Deciding, Transforming, and Doing: にする, くする, and する

In Japanese, verbs and particles often combine to convey nuanced meanings. Three such constructions are にする, くする, and する. Each has its own specific use and can significantly change the meaning of a sentence. Let's explore these structures with examples.

にする (ni suru)

The construction にする is used to indicate making a choice or decision. It can be translated as "to decide on" or "to choose."

にほん りょうり に します。 - I’ll choose Japanese cuisine.

In this sentence, にする shows a decision to have Japanese food.

コーヒー に しますか、それとも おちゃ に しますか。 - Will you have coffee or tea?

Here, the speaker is asking someone to make a choice between coffee and tea.

くする (ku suru)

The construction くする is used to indicate a change in state and is typically attached to adjectives. It can be translated as "to make something (adjective)."

へや を きれい に しました。 - I made the room clean.

In this example, きれい (clean) is an adjective, and にする indicates the action of making the room clean.

しずか に して ください。 - Please make it quiet.

Here, しずか (quiet) is the adjective, and にする is used to request a change in state to quietness.

する (suru)

The verb する is one of the most versatile verbs in Japanese, meaning "to do" or "to make." It can be used on its own or in combination with other words to describe actions or changes.
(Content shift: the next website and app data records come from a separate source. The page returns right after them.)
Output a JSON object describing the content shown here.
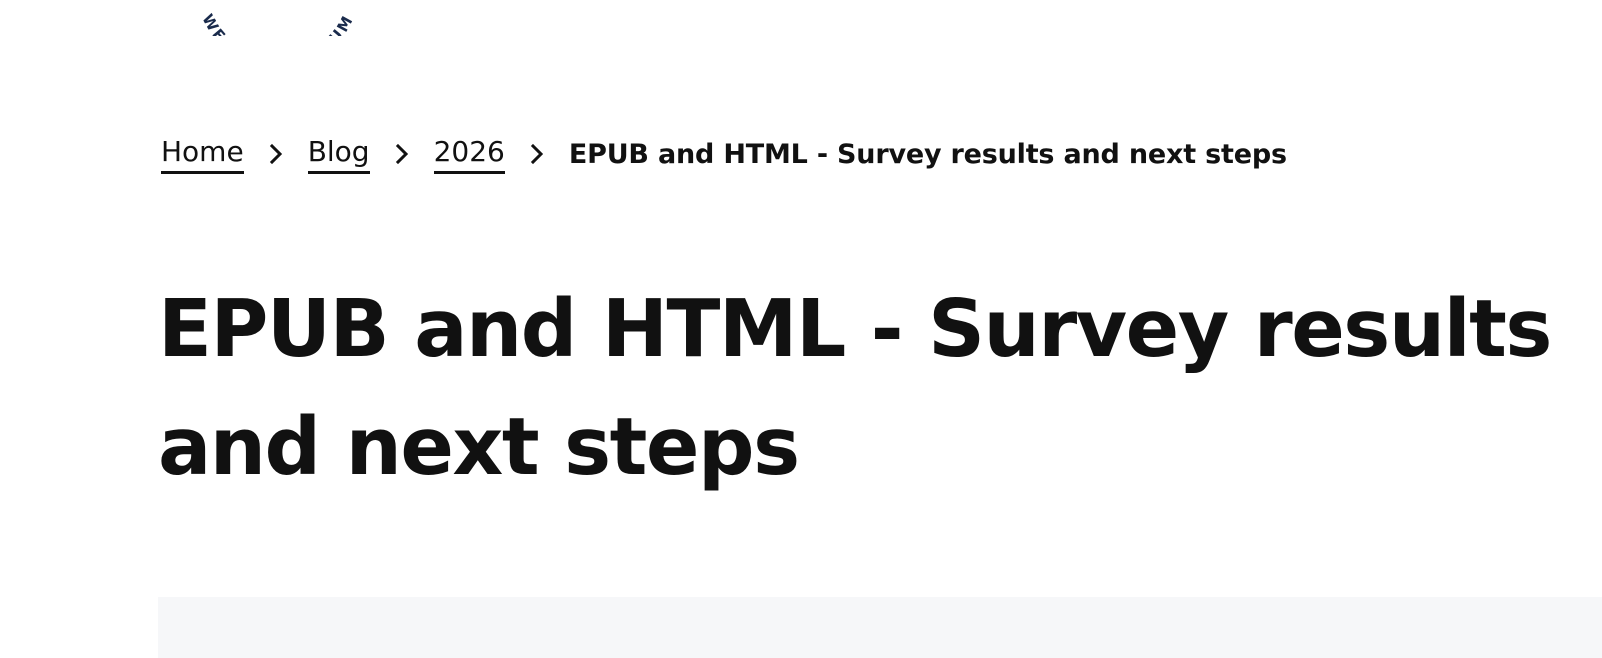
{
  "logo": {
    "arc_text": "WEB CONSORTIUM",
    "color": "#1a2b4c"
  },
  "breadcrumb": {
    "items": [
      {
        "label": "Home"
      },
      {
        "label": "Blog"
      },
      {
        "label": "2026"
      }
    ],
    "current": "EPUB and HTML - Survey results and next steps",
    "separator_icon": "chevron-right-icon"
  },
  "page": {
    "title": "EPUB and HTML - Survey results and next steps"
  },
  "colors": {
    "text": "#111111",
    "panel_background": "#f6f7f9"
  }
}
べんきょう する。 - To study.

Here, する simply means "to do" in the context of studying.

スポーツ を する。 - To play sports.

Again, する means "to do" or "to play" in the context of sports.

でんわ を する。 - To make a phone call.

In this sentence, する means "to make" in the context of making a phone call.

Combining にする, くする, and する

Let's see how these constructions can combine for more complex sentences.

しょくじ を カジュアル に する こと に しました。 - I decided to make the meal casual.

Here, にする is used twice. The first にする indicates changing the state of the meal to casual, and the second にする indicates making a decision.

へや を もっと きれい に する ため に、まいにち そうじ する こと に しました。 - To make the room cleaner, I decided to clean it every day.

In this example, くする (in the form of にする) is used to indicate making the room cleaner, and する is used to describe the action of cleaning.

Understanding にする, くする, and する is crucial for mastering the nuances of the Japanese language. These constructions allow speakers to express decisions, changes in state, and various actions, making them essential tools for effective communication. By practicing with different examples and contexts, learners can enhance their fluency and comprehension in Japanese.